**GIVEN RECORDS:**
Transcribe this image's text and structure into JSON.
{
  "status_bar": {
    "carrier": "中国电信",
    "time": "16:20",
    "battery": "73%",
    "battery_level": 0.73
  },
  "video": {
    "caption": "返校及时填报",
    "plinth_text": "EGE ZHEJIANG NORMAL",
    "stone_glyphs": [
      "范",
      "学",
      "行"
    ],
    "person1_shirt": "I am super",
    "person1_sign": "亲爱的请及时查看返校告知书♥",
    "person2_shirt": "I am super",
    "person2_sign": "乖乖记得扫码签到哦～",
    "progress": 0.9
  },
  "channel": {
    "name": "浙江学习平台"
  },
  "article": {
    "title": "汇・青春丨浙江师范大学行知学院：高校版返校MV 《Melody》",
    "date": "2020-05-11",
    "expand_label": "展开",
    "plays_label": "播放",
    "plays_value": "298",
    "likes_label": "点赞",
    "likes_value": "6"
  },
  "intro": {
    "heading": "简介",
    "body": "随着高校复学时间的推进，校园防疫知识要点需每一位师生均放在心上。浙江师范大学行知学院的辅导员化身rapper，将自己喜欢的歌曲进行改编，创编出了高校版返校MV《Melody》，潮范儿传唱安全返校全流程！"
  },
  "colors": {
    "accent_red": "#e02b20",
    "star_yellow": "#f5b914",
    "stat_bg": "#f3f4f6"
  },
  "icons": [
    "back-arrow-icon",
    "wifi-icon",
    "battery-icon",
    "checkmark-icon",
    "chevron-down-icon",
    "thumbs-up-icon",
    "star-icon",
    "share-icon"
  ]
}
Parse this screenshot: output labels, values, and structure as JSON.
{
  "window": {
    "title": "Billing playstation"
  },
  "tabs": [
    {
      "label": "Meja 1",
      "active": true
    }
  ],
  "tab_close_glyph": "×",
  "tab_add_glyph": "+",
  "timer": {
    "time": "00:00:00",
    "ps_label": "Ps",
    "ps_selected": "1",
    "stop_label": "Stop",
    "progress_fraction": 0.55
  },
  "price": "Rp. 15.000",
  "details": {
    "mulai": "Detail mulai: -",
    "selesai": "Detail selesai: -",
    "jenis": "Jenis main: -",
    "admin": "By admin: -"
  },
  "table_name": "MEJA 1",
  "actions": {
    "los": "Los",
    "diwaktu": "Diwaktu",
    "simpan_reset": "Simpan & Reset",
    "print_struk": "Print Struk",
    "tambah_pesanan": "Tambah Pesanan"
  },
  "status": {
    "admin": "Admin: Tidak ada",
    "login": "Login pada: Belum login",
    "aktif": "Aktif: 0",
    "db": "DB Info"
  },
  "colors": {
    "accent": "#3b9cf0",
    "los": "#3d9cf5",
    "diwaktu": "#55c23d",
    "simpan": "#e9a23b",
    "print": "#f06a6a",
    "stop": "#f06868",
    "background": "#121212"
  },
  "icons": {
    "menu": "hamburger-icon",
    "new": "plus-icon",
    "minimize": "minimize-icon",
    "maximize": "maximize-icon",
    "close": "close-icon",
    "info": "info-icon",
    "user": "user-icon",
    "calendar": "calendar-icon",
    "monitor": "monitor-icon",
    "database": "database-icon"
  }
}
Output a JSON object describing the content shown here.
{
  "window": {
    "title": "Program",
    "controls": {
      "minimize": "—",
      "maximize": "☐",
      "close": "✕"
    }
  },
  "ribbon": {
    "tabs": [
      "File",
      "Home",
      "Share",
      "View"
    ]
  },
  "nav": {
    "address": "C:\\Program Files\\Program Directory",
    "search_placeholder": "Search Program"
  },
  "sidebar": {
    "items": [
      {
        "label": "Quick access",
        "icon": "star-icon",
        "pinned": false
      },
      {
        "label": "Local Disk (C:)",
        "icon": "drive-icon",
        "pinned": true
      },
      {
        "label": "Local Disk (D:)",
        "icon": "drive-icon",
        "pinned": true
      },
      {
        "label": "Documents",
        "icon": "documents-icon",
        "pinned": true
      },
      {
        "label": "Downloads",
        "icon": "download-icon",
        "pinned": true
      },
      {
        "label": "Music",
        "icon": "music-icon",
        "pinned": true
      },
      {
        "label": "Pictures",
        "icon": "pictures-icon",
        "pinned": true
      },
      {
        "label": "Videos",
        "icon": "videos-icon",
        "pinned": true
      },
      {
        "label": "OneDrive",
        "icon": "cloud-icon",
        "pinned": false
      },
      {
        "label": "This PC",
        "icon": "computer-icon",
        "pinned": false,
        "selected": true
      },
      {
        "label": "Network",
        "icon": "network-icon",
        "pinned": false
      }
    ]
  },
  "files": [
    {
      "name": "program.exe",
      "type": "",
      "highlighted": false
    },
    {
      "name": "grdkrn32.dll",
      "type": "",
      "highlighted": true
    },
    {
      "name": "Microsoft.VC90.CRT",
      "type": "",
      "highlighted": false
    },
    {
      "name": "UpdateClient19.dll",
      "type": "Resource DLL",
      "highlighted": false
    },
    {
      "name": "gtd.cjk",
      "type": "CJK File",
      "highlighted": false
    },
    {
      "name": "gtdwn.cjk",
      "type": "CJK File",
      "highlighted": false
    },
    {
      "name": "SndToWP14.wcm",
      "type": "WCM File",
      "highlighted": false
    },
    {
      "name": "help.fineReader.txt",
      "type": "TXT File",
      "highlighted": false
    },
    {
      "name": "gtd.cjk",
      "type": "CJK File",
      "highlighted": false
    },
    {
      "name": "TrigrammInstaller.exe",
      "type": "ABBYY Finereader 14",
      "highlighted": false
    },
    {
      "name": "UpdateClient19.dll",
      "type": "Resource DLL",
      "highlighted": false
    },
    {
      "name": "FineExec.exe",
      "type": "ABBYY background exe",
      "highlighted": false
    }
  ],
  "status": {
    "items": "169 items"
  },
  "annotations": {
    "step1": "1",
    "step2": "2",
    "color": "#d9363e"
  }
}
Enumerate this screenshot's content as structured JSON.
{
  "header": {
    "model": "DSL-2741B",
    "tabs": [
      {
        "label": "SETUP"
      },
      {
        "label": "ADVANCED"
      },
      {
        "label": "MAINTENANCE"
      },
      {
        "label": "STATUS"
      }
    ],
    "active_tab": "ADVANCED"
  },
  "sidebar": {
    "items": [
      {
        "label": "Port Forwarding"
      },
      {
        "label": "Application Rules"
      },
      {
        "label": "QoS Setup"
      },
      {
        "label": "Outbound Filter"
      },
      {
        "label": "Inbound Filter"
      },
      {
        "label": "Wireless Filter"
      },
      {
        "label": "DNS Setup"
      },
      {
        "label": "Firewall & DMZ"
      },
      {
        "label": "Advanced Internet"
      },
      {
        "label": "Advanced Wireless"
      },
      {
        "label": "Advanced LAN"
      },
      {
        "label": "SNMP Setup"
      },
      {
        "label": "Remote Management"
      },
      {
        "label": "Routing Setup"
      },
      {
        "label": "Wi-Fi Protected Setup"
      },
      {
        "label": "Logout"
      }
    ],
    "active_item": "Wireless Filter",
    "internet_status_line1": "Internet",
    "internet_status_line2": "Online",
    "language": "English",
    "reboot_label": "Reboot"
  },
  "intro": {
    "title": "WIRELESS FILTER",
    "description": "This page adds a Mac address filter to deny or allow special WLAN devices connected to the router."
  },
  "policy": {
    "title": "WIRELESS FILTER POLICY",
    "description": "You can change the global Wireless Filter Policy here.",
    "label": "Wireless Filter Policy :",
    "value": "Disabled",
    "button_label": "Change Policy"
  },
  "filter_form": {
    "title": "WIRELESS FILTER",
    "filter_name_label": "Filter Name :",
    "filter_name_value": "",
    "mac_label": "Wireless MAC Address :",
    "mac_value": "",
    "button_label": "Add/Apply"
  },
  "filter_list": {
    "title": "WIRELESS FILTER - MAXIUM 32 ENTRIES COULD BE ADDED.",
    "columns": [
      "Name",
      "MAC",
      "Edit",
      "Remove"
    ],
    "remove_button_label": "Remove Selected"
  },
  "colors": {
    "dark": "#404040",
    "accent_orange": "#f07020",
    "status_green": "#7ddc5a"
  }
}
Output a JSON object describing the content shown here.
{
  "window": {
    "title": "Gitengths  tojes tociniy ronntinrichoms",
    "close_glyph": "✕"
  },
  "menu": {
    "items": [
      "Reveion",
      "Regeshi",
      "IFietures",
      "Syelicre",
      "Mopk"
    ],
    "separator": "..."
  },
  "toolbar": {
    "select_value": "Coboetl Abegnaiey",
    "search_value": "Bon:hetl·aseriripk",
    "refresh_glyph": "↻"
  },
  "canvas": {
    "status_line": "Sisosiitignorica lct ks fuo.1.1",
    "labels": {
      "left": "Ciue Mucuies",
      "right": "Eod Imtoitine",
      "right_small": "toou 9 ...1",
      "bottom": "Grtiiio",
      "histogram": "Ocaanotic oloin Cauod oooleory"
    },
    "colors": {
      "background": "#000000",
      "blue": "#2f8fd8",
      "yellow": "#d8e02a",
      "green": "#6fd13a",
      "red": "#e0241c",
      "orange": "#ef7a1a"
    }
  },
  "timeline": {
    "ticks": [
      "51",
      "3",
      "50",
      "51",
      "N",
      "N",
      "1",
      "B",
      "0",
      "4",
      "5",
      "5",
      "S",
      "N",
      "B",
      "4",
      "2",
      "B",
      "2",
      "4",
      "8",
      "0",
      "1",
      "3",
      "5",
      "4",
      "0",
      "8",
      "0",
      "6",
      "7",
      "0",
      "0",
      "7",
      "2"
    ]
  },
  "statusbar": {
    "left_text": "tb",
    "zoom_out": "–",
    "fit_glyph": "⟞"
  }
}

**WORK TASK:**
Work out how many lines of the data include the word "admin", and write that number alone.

**SOLUTION:**
2